> PROBLEM REQUIREMENTS
Please filter the data down to the lines that include the word "JSON" and copy them.

◆ ◆ ◆ ◆

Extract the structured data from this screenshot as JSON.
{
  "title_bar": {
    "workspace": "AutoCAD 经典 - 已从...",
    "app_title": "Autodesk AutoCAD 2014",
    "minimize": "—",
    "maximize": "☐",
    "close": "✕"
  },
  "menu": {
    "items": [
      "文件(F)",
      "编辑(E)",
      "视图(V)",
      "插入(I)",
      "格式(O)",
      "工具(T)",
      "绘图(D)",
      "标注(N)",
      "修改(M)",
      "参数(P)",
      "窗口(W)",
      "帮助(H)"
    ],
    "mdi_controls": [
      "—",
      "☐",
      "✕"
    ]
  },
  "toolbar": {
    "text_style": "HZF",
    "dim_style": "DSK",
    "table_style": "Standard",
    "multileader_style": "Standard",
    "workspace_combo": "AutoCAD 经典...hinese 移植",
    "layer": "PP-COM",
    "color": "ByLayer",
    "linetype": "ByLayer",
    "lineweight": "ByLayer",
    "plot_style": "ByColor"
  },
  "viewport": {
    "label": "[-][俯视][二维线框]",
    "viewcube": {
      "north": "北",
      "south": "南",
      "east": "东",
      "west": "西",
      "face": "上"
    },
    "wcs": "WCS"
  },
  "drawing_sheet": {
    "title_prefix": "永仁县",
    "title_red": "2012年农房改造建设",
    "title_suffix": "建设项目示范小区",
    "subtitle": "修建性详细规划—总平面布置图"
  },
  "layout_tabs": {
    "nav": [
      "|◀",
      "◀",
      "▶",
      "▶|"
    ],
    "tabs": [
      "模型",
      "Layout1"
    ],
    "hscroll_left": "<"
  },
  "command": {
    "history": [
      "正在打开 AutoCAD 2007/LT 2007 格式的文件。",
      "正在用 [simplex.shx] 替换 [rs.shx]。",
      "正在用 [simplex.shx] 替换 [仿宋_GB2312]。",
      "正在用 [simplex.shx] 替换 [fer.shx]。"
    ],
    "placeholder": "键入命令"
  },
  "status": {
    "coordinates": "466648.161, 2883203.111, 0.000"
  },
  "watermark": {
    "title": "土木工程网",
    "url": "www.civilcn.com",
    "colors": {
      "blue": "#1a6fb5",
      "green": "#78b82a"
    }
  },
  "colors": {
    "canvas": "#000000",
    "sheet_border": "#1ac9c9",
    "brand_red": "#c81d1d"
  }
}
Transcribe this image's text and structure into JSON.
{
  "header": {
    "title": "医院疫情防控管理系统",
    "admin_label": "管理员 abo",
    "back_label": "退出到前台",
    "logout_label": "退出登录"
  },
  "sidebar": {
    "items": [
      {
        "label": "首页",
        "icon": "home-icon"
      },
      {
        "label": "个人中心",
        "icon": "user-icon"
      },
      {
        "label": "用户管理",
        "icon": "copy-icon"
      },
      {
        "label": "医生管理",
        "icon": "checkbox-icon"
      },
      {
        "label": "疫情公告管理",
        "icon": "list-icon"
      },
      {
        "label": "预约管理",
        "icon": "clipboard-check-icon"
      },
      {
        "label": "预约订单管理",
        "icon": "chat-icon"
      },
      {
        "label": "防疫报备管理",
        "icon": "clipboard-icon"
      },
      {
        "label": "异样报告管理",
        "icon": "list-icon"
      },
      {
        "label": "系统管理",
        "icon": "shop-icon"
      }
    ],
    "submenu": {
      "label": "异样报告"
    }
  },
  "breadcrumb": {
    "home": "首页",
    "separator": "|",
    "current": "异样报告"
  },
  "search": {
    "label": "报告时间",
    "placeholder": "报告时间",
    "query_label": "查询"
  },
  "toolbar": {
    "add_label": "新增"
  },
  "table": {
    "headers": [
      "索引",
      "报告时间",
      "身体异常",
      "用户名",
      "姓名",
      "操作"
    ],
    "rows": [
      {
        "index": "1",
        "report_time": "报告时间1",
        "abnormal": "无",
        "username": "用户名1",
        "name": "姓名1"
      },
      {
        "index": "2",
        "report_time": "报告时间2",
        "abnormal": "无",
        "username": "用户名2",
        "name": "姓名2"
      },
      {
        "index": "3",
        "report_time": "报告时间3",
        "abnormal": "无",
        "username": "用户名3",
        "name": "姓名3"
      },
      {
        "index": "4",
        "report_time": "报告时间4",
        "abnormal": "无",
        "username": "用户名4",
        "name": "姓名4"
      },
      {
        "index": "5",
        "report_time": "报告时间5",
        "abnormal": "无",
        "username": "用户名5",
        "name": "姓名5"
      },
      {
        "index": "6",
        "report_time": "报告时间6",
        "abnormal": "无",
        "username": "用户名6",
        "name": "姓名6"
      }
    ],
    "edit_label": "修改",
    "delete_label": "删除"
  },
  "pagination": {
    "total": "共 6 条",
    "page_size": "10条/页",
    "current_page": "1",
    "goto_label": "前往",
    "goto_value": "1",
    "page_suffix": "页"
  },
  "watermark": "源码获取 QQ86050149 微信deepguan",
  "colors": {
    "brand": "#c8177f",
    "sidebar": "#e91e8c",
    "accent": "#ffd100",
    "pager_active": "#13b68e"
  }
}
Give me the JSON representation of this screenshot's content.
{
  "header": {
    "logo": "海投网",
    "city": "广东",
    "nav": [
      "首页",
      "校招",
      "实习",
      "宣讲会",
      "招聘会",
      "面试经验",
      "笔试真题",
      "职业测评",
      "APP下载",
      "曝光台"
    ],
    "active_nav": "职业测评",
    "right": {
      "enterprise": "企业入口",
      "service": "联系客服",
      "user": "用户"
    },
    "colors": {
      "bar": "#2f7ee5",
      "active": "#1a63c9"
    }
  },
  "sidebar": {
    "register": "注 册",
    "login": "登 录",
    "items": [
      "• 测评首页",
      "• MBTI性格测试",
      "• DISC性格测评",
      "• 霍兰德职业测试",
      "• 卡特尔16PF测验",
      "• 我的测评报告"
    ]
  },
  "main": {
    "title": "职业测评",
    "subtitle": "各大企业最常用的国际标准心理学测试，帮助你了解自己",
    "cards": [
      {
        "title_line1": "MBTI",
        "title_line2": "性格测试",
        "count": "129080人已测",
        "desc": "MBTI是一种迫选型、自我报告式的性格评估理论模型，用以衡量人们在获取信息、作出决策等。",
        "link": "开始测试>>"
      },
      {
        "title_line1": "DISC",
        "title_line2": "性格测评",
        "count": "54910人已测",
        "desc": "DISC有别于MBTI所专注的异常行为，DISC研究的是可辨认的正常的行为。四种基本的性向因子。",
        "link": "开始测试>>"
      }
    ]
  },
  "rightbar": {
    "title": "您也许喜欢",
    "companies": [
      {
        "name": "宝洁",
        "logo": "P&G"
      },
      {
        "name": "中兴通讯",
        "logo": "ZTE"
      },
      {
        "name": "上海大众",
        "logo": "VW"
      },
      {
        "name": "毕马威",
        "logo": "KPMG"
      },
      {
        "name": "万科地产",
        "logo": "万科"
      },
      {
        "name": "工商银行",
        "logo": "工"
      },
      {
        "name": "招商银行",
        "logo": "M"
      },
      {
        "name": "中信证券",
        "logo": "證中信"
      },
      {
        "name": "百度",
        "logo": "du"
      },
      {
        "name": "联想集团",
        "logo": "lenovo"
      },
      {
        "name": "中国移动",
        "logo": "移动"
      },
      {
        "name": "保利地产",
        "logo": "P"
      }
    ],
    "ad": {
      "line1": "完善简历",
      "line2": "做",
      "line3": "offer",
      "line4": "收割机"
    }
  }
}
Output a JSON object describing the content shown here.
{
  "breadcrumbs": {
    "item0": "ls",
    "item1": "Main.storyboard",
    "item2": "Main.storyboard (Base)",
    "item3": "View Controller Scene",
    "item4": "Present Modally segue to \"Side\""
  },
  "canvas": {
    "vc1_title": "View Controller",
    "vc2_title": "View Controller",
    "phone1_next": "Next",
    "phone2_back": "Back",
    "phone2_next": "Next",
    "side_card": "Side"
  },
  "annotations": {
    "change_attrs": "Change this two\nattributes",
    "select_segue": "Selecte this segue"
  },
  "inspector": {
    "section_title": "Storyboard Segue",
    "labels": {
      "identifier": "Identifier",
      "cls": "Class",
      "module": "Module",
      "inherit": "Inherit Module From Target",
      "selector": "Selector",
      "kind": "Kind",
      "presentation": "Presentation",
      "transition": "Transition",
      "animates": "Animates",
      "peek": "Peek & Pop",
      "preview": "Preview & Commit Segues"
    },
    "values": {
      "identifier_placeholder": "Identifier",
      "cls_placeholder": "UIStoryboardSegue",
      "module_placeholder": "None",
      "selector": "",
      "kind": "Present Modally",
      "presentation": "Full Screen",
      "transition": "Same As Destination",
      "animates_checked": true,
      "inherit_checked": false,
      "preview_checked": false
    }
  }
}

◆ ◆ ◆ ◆

> EXERCISE RESPONSE
Extract the structured data from this screenshot as JSON.
Transcribe this image's text and structure into JSON.
Give me the JSON representation of this screenshot's content.
Output a JSON object describing the content shown here.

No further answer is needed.